And the child of intermarriage is only Jewish if the mother was Jewish and the conversion of a non-Jew to a Jew is only acceptable if certain conditions are met (like committing themselves to eat kosher and follow the Sabbath laws).

The difficulty with Conservative and Reform Judaism (from the point of view of traditional Judaism) is that you cannot tell if the person meets the requirements according to Jewish law. If their clergy don’t keep the Sabbath, how can they require their converted persons to keep the Sabbath.

Thus the differences between the two “camps” is the question that is still reverberating in Israel of “Who is a Jew?”

Posted by Izzy | Report as abusive

I live in Haifa, and would like to remind everyone that The true basis of Judaism is in my oinion is to be one nation serving both the spirit and the laws of our faith. All Jews are equal.
The next potential wave of immigration should be from North America. Many North American Jews are Reformed, not traditional. I hope that we are building a nation based on the right of all Jews to choose their own ideas. History has shown us that we must be one nation, or we will not exist. Interpreting and maintaining the laws of our faith is very important and our Orthodox brothers deserve great praise in that respect. Let us teach each other and work together as one nation.

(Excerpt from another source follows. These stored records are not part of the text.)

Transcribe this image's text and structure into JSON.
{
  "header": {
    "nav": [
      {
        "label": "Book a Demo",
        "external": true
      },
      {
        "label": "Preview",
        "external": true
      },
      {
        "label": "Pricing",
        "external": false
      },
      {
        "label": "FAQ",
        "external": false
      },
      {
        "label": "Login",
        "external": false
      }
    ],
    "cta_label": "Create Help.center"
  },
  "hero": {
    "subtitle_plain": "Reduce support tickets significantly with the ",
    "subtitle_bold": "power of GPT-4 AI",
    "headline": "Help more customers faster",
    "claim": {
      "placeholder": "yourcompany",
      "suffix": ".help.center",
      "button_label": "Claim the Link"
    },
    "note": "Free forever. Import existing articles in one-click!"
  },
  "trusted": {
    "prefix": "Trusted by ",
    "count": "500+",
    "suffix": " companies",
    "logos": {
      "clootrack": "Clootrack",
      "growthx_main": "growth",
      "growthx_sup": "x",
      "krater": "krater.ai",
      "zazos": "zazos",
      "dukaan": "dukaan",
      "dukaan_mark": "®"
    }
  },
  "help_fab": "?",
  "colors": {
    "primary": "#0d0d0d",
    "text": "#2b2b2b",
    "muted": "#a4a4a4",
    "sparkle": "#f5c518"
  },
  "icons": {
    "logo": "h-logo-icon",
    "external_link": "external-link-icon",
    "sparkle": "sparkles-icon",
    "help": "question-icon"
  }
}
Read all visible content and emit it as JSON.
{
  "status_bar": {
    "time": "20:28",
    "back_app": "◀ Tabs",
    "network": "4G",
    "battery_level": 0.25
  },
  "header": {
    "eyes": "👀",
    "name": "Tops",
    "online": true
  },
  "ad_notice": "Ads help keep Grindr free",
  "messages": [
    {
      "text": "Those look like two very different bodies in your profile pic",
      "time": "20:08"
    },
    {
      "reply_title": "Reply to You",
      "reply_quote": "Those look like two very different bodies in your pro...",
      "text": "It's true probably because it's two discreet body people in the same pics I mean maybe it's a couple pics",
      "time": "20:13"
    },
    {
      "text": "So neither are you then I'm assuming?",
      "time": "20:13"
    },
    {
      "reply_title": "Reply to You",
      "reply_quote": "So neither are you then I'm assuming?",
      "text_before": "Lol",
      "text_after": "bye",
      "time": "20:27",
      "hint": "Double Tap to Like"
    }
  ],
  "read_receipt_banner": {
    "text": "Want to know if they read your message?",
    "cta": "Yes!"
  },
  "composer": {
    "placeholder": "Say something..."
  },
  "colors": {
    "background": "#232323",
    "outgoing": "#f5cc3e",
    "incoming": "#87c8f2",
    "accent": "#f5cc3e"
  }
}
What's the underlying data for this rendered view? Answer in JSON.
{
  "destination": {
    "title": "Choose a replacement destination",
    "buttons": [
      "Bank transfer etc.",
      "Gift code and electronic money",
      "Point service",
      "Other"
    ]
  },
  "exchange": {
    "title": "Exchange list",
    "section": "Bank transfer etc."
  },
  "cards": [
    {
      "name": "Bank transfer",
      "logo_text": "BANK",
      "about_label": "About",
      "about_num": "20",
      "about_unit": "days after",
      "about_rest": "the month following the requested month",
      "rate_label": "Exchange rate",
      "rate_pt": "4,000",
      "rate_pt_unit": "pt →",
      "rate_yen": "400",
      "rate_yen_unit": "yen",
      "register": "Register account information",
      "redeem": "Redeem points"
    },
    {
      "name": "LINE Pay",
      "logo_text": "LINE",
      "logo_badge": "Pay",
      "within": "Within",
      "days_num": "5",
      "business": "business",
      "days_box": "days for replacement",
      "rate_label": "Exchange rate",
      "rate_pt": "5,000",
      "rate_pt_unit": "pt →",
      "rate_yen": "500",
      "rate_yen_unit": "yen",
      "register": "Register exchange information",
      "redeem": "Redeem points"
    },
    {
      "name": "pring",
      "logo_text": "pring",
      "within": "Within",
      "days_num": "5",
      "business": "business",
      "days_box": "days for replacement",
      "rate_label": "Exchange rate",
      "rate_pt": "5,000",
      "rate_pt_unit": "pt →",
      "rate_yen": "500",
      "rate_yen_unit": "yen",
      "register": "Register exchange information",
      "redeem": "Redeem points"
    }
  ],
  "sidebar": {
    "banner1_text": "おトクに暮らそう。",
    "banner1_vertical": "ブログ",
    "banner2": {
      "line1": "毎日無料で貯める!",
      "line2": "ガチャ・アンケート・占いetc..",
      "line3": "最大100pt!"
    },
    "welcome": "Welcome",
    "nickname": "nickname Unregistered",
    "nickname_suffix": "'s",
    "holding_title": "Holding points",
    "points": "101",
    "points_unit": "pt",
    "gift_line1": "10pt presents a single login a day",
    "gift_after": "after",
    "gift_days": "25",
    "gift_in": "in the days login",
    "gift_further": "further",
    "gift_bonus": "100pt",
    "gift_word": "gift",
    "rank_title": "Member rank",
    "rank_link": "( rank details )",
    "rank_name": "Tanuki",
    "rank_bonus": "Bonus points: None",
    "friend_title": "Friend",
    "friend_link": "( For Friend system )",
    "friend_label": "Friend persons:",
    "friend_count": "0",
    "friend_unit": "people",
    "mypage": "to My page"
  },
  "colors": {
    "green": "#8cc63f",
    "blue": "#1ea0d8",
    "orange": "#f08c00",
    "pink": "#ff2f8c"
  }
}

Posted by Earl Shugerman | Report as abusive

I am a Reform Jew in America and I would like to move to Israel. Its very sad that there is so much animosity between the different Jewish movements. My Reform congregation is a wonderful place. We keep every Shabbat, we keep Kosher, we believe unquestioningly in the One Eternal God, we follow mitzvot and the commandments.

Posted by BrookeSarah | Report as abusive